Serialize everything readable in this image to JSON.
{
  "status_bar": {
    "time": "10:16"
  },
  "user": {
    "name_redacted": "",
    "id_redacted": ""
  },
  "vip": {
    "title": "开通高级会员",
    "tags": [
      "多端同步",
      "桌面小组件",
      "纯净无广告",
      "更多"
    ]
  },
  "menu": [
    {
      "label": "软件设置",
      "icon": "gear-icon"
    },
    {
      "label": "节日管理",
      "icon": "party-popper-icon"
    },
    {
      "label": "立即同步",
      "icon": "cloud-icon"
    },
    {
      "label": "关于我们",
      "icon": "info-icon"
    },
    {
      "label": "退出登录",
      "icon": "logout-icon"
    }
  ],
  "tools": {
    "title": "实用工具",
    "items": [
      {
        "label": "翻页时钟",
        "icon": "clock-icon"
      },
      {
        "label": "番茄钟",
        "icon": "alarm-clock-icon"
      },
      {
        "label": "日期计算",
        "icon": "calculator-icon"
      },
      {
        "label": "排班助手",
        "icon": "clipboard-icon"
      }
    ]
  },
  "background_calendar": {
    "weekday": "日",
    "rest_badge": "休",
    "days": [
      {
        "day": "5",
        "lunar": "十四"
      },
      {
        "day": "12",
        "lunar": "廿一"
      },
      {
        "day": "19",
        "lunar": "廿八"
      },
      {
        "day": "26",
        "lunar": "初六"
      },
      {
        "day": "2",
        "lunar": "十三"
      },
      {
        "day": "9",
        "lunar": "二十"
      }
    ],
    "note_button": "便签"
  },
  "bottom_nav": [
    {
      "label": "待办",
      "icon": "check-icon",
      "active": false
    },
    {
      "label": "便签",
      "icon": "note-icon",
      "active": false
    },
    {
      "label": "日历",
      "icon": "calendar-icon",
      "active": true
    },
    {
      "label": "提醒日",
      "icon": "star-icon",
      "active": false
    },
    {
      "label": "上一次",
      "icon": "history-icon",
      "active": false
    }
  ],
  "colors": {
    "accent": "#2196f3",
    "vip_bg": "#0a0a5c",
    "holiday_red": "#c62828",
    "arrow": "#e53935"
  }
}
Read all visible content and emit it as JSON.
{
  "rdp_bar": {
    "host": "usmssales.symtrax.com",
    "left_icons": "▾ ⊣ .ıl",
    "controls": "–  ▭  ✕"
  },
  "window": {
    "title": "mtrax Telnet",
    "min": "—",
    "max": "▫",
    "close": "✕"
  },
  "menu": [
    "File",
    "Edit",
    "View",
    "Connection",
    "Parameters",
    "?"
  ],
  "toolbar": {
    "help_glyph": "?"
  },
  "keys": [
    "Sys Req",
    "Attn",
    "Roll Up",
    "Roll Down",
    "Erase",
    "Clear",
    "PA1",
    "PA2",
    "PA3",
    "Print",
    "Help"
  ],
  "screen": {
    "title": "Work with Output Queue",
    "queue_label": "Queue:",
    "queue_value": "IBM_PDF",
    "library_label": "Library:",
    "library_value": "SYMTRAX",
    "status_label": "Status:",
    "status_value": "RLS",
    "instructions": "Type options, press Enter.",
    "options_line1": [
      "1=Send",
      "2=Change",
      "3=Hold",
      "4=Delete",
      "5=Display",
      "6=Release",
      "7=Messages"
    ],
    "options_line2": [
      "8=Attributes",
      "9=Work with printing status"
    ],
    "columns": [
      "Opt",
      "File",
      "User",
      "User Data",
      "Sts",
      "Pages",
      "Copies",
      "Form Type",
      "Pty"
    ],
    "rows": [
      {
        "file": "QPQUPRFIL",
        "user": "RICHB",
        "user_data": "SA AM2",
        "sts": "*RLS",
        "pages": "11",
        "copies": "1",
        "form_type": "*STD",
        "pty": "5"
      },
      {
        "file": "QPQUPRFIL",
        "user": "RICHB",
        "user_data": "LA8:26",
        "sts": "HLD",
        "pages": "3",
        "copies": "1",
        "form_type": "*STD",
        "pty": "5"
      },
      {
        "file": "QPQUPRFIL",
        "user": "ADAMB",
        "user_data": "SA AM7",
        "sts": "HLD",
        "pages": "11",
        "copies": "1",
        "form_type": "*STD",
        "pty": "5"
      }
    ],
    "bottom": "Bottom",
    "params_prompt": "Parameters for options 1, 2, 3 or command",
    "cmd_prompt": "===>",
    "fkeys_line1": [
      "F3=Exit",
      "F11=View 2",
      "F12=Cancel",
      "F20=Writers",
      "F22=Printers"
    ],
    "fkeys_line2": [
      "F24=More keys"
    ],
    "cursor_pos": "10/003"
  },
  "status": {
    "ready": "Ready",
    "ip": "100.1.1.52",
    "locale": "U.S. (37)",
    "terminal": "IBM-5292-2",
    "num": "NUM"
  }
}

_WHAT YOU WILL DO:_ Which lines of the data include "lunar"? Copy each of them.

_SOLUTION TO THIS TASK:_
        "lunar": "十四"
        "lunar": "廿一"
        "lunar": "廿八"
        "lunar": "初六"
        "lunar": "十三"
        "lunar": "二十"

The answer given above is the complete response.